This chimes with a recent series of high-profile announcements by UK employers – including Nissan and Jaguar Land Rover – which are relocating production out of the UK signalling wider issues in the market.

Business confidence has continued to trend downwards, with BDO’s Optimism Index falling by 0.19 points in February to 99.79. This marks the seventh consecutive monthly fall and is the lowest the index has been since December 2016.

Manufacturing businesses were hardest hit by the decline, with BDO’s Manufacturing Optimism Index dipping from 104.40 to 103.84.

Meanwhile, BDO’s Services Optimism Index fell by 0.14 points to 99.28.

Despite the general economic malaise, output in the services sector saw an increase in February, propping up UK output overall.

However, BDO’s Output Index remains well below the long-run average, standing at 98.32 in February.

The manufacturing sector performed particularly badly, falling by 1.01 points to 97.36 in February, mirroring the weak performance observed across advanced economies.

“The bright spot of Britain’s low investment, low growth economy in recent years has been its flexible labour market,” said BDO partner Peter Hemington.

“This has been Europe’s jobs creation machine, sucking in workers from all over the Continent.
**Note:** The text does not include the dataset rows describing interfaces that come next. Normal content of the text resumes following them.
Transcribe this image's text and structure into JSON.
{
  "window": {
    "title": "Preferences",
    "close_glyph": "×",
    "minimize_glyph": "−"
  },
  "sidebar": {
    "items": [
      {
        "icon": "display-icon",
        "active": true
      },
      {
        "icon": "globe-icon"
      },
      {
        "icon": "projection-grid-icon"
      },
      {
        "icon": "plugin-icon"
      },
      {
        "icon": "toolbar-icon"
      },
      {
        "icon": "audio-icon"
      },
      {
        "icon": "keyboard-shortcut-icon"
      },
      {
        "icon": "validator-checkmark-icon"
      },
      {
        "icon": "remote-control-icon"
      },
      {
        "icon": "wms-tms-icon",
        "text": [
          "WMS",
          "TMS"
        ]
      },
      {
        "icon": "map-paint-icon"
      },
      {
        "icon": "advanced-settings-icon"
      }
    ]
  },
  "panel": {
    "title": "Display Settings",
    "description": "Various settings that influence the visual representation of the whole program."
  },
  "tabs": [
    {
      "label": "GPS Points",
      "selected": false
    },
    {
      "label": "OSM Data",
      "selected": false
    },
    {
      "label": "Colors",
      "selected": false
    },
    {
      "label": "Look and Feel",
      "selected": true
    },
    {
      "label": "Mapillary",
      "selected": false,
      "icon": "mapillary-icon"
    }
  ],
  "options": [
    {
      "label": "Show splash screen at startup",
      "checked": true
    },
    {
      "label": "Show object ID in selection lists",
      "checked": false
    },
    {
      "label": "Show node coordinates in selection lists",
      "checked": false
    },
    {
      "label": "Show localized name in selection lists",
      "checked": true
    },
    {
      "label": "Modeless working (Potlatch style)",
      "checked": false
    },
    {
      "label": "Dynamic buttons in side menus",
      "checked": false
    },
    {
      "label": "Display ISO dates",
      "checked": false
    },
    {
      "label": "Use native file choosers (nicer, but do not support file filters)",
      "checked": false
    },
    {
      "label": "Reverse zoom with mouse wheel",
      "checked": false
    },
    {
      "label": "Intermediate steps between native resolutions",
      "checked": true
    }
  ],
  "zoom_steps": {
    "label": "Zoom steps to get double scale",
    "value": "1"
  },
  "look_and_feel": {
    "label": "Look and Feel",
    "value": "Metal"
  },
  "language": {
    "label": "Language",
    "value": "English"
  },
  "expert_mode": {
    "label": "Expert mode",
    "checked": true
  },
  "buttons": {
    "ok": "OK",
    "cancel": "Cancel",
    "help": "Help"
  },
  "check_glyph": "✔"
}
Unfortunately the uncertainty created by Brexit is bringing this trend to a halt, with hiring intentions sharply down over the last two months.

“Once the Brexit chaos is resolved, we need to decide as a country what sort of economy we want to have.

“But, in almost any scenario, we need to see higher levels of investment by companies to ensure that a smaller number of employees are more effective as they go about their work. This will require thought, leadership and decisive action from the government.”